Action item =>
Only the words of the entries are wanted, repeated exactly and without images.

Dataset excerpts =>
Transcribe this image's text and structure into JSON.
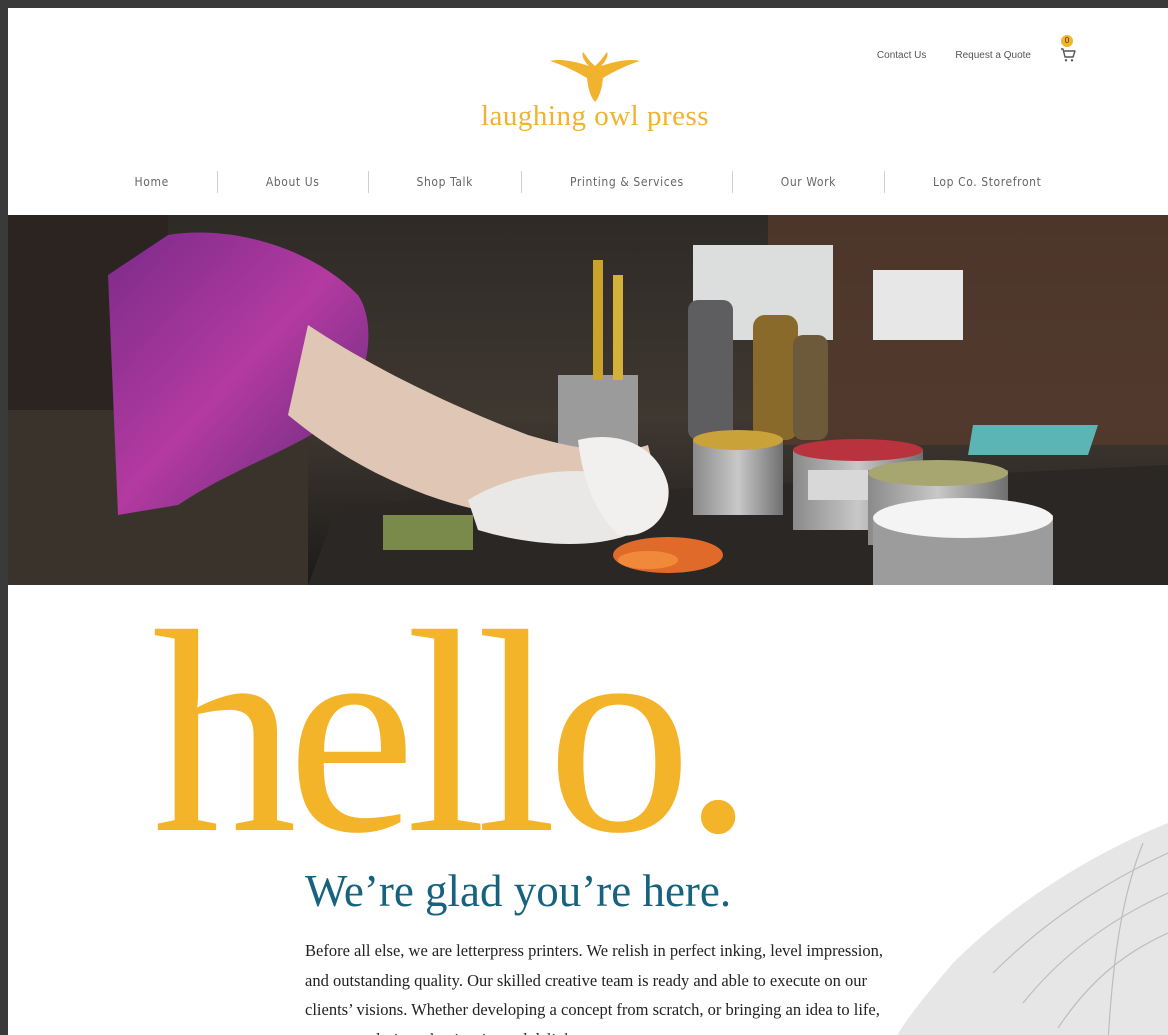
{
  "header": {
    "utility_links": {
      "contact": "Contact Us",
      "quote": "Request a Quote"
    },
    "cart": {
      "icon": "cart-icon",
      "count": "0"
    },
    "logo": {
      "text": "laughing owl press",
      "icon": "owl-icon",
      "color": "#f1b22e"
    }
  },
  "nav": {
    "items": [
      {
        "label": "Home"
      },
      {
        "label": "About Us"
      },
      {
        "label": "Shop Talk"
      },
      {
        "label": "Printing & Services"
      },
      {
        "label": "Our Work"
      },
      {
        "label": "Lop Co. Storefront"
      }
    ]
  },
  "hero": {
    "icon": "hero-photo"
  },
  "intro": {
    "hello": "hello.",
    "subheading": "We’re glad you’re here.",
    "paragraph": "Before all else, we are letterpress printers. We relish in perfect inking, level impression, and outstanding quality. Our skilled creative team is ready and able to execute on our clients’ visions. Whether developing a concept from scratch, or bringing an idea to life, we create designs that inspire and delight."
  },
  "colors": {
    "accent": "#f4b42a",
    "heading": "#17637f",
    "text": "#222222"
  }
}
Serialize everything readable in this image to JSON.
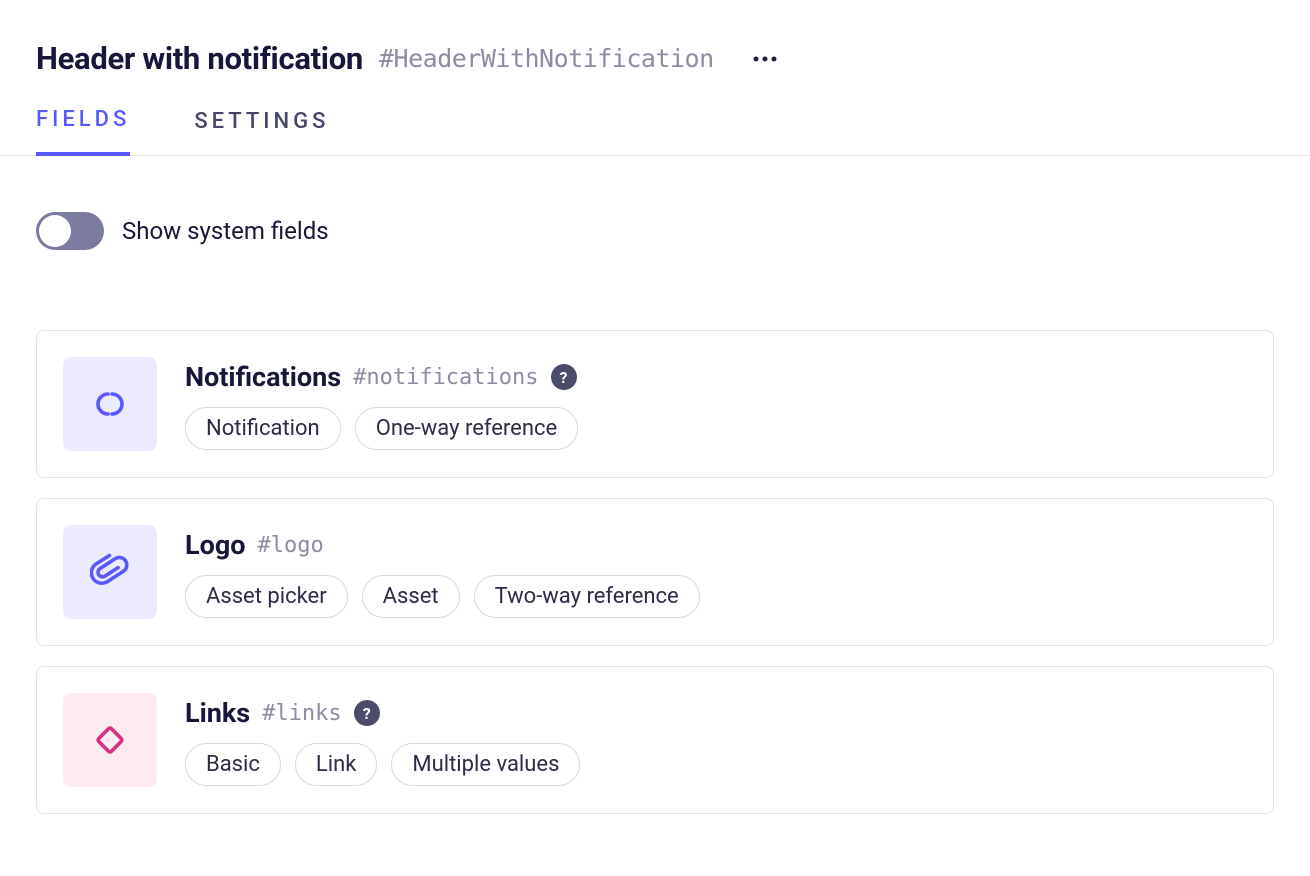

Written answer =>
Transcribe this image's text and structure into JSON.
{
  "header": {
    "utility_links": {
      "contact": "Contact Us",
      "quote": "Request a Quote"
    },
    "cart": {
      "icon": "cart-icon",
      "count": "0"
    },
    "logo": {
      "text": "laughing owl press",
      "icon": "owl-icon",
      "color": "#f1b22e"
    }
  },
  "nav": {
    "items": [
      {
        "label": "Home"
      },
      {
        "label": "About Us"
      },
      {
        "label": "Shop Talk"
      },
      {
        "label": "Printing & Services"
      },
      {
        "label": "Our Work"
      },
      {
        "label": "Lop Co. Storefront"
      }
    ]
  },
  "hero": {
    "icon": "hero-photo"
  },
  "intro": {
    "hello": "hello.",
    "subheading": "We’re glad you’re here.",
    "paragraph": "Before all else, we are letterpress printers. We relish in perfect inking, level impression, and outstanding quality. Our skilled creative team is ready and able to execute on our clients’ visions. Whether developing a concept from scratch, or bringing an idea to life, we create designs that inspire and delight."
  },
  "colors": {
    "accent": "#f4b42a",
    "heading": "#17637f",
    "text": "#222222"
  }
}
Serialize everything readable in this image to JSON.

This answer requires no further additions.